Monday, 24 August 2009
Sunday, 9 August 2009
I noticed this hilarious story on the front page of the Globe and Mail newspaper this morning over here. It'd be interesting to see if this prank could work anywhere else in the world besides America.
"Last February, a frantic call came through to a Kentucky Fried Chicken restaurant in Manchester, N.H., at the height of the lunchtime rush. It was from corporate headquarters and it was urgent: A toxic chemical had been released through the restaurant's sprinkler system.
Employees were told to strip down and urinate on each other to neutralize the chemical.
If they did not, everyone would die.
“I need you to be strong, I need you to be brave,” a man named Jeff Anderson told his panicked staff in Manchester.
“You need to do exactly what I say,” he urged, in a faint Southern drawl.
And so they did.
Police pulled in half an hour later to a bizarre scene: Naked women, doused in each other's urine, milling about the parking lot. There was no trace of the chemical. As it turned out, there was no Jeff Anderson. The entire call had been a hoax, orchestrated by “Dex,” a twentysomething Canadian prankster, who now finds himself at the centre of a controversy that highlights how our definitions of humour are evolving in a digital age, where the Internet provides anonymity and encourages an inflated sense of importance and extra distance from the consequences of action.
Increasingly, this is becoming less of a philosophical debate. This week, a Quebec father thought it was amusing to post a video of his seven-year-old son driving on YouTube until police and child services stepped in. Only then did he acknowledge his mistake.
Dex is the founder of Pranknet, an online chat group where members devise hoaxes and broadcast them live. Members can listen in, and rate the prank as it's being pulled, with the most popular attaining the status of “epic.”

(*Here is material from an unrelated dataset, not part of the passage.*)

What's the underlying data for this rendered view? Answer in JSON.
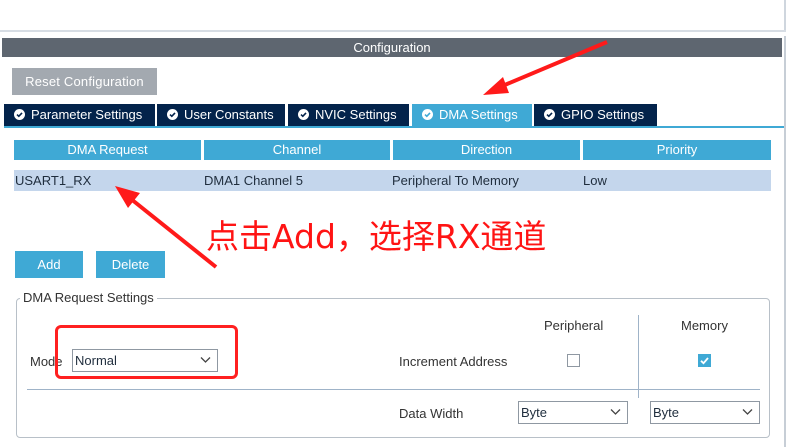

In Pennsylvania, Pranknet called a hotel guest and told him there was a gas leak. The man was told to smash the window and television screen with a toilet tank lid to prevent an explosion. Another man in Nebraska was persuaded to drive his truck through the door of a hotel lobby to deactivate a fire alarm. A front-desk clerk at another hotel drank a guest's urine, after a Pranknet caller convinced her it was cider, and that the man who brought it – who thought he was providing a urine sample for the hotel doctor – was the representative of an apple juice company.
Wednesday, 5 August 2009
A part of me would love to live like Hunter S Thompson.
But having neither the talent, the constitution nor the testicular fortitude to follow a path like the father of Gonzo journalism, I have to settle for the odd glimpse into his life through his articles, books and - most recently - this gem of a movie.
Told by a variety of different voices, including that of Thompson himself and his close friend Johnny Depp (who played the writer in the movie adaptation of Fear and Loathing in Las Vegas and takes on the role of narrator here), Gonzo details the life of journalism's truest rebel from his humble beginnings in Kentucky up to his suicide in 2005.
Thompson first gained fame and notoriety with his book 'Hell's Angels' which was written after he spent a year living and riding with the motorcycle gang, an experience which culminated in a savage beating for the writer following a disagreement with a member. After experiencing and enjoying that first taste of literary stardom in 1966, he would rarely step out of the limelight for the rest of his life.
Video and audio clips along with both dated and recent interviews are used to recall the Great Doctor's many escapades, from his running for and almost winning an election to be Sheriff of a town in Aspen to his birthing and development of Gonzo journalism. A highlight of the retrieved footage is several of Thompson's many dictated recordings, more than a few of which were made during his legendary but all-too-common benders.
It's more than a little saddening for those working in journalism now to get a glimpse at a time when reporters could run up expense bills without a worry in the world. At one stage Thompson refused a Volkswagen hired for him by Rolling Stone while in Las Vegas. Only a Cadillac would do for a man writing a story on the American Dream, he had reasoned.
Throughout the feature, Thompson's anger (whether it be at injustice, misuse of power or downright incompetence amongst politicians) is a constant and cited by many as the source of his genius. His fondness for drugs of all shapes and sizes is also regularly alluded to in the many testimonies.
The darker side of the man's psyche isn't skimmed over either with both his wives and many friends speaking of his sometimes violent mood swings and infidelities. Nor do the makers shy away from the decline in volume and quality of Thompson's writing from the 1980s onward.
In fact, Thompson's detractors - including former Hell's Angel's tormentors and Nixon aides - feature almost as prominently as those who admired him, such as former American President Jimmy Carter, author Tom Wolfe and Ralph Steadman, the artist whose paintings helped bring Thompson's Gonzo reporting and imaginings to life.
A hellraiser to the end, Hunter S Thompson was also a man of groundbreaking talent. Gonzo is a must-have collector's item for fans of the man, while also providing a handy starting point for those not yet fortunate enough to be acquainted with his undoubted genius.
Hoge Rating 5/5 (Yes I've changed the rating system, marking out of 10 required too much thought)